Regarding the speed training, I definitely focused on intervals and fartleks, as I didn’t run any threshold run this time. Apart from week 3 & 5, I did at least one of each, mostly both. The intervals ranged from 10 x 90’/90′ over 15 x 1km to 4 x 2km always with a pace ranging between 3:00min/km to 3:30min/km. The highlight was definitely the 15 x 1km in sub 3:20min/km with 60s rest on a 200m indoor track. Isabell Teegen, former German youth champion over 5.000m and 10.000m, inspired me to try this long intense workout.

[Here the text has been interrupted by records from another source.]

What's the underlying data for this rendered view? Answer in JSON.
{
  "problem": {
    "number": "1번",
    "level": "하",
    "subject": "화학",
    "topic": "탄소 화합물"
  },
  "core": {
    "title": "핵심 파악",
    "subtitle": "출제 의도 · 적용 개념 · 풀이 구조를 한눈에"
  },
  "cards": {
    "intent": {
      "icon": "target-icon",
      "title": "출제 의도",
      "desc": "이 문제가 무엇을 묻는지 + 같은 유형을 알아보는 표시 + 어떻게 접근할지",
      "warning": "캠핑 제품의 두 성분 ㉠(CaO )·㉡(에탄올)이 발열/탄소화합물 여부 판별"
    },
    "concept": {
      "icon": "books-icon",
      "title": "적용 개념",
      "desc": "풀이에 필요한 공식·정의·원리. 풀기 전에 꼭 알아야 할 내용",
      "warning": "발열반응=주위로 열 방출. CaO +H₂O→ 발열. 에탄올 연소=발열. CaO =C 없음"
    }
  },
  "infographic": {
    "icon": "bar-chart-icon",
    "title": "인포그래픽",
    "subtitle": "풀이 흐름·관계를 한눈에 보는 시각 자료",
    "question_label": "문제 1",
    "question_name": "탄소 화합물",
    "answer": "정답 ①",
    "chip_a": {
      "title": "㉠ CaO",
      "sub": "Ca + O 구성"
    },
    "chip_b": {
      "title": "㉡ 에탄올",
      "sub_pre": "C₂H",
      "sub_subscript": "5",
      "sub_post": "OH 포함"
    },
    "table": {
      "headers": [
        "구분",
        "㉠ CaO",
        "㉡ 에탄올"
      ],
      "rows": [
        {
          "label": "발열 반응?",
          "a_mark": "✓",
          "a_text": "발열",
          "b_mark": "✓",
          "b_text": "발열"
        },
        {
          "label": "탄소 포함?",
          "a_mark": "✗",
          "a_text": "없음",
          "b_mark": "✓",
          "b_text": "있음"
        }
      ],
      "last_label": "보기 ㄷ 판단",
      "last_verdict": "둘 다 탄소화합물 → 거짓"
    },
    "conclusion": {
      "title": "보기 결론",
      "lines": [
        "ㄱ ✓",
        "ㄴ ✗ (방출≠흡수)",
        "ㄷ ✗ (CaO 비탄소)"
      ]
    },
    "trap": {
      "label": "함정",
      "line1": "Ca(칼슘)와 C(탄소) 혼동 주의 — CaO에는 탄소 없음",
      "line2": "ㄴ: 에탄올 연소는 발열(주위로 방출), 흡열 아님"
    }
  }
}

In general, I didn’t really schedule my training beforehand. My goal was to have at least one longer run as well as one speed workout per week. The rest, I decided more or less spontaneously, whatever I and my body felt like. This results in less mental pressure to complete the schedule and most probably also in more recovery. On the other hand, this might take away too much pressure and, as I experienced, might result in low mileage weeks. It’s always a balance on a knife’s edge. In my case, it luckily went well in the end.
Development of my fitness shape powered by runalyze.com
In total, I did 13 weeks of more or less specific marathon training. In these 13 weeks, I accumulated 845km, which is a weekly average of 65km. Due to only four runs over a distance of 30km or more, my marathon shape, which you can see above, was only at 54%. Compared to my VO2max this was simply not enough. Additionally, I also just had five training days, on which I ran more than 20km. Four times in one go and once separated into a lunch break run and an after-work run.
5 Key Learnings from a spring marathon preparation
The following key learnings are based on my preparation for a sub 2:40h marathon and therefore a very ambitious goal. Beginners or less experienced and ambitious marathoners should probably focus on other approaches at least with regards to #3.
#1 QUALITY OVER QUANTITY
As long as you have a high quality in your key sessions you don’t have to worry anymore. Rather skip a day with an easy run and give your body one more day to recover, than squeezing another less important run in between two key workout days. Never forget: You only get faster during the recovery phase, not during intense workouts on tired legs.
#2 FOCUS ON KEY WORKOUTS
Many runners focused on sticking strictly to their training schedule forget about being flexible and adapting the schedule to their daily life. Running intervals on a long day in the office or after standing 10h on a tradeshow booth don’t help anybody. Adapt your training to your daily work and family schedule but try to make sure that you get at least your key workouts in. Long runs and speed sessions (especially for quick runners) are necessary. Runs to simply increase the weekly mileage are not.
#3 LONG-SLOW-DISTANCE VS LONG-FAST-DISTANCE
If you want to finish a marathon, run long-slow-distance runs (LSD). If you want to achieve a quick time, run long-fast-distance runs (LFD) or at least with a final acceleration. My key workout concerning the long runs has been the double session of two 20km runs with 3.5h rest in between. I ran both runs in a pace close to my target marathon pace. The body simply has to get used to running your targeted marathon pace even after the 30km, when the marathon actually really starts.
#4 AVOID HIBERNATION
Starting in the new year almost from the scratch, because you’ve been lazy throughout the winter months is not very helpful and takes a lot of time to get to the point when you can actually pursue your specific marathon training. Try to keep up the mileage and pace as good as possible running on indoor tracks or treadmills, if the weather doesn’t allow you to go outside.
#5 STAY POSITIVE
There are those days and weeks when your training doesn’t go as planned. No matter whether it’s due to work, lack of motivation or whatever, always stay positive. The Kenyan elite runners always tell themselves, that every run is a good run. Even if you might have missed your goal pace or distance. Especially during winter, you might miss your goal pace regularly. But let me tell you, mostly the training effect is the same as you’re running with a similar intensity due to the snow etc. And if you didn’t even go running, because you didn’t feel like it? So what? Maybe that’s a sign of your body telling you that your body needs a rest.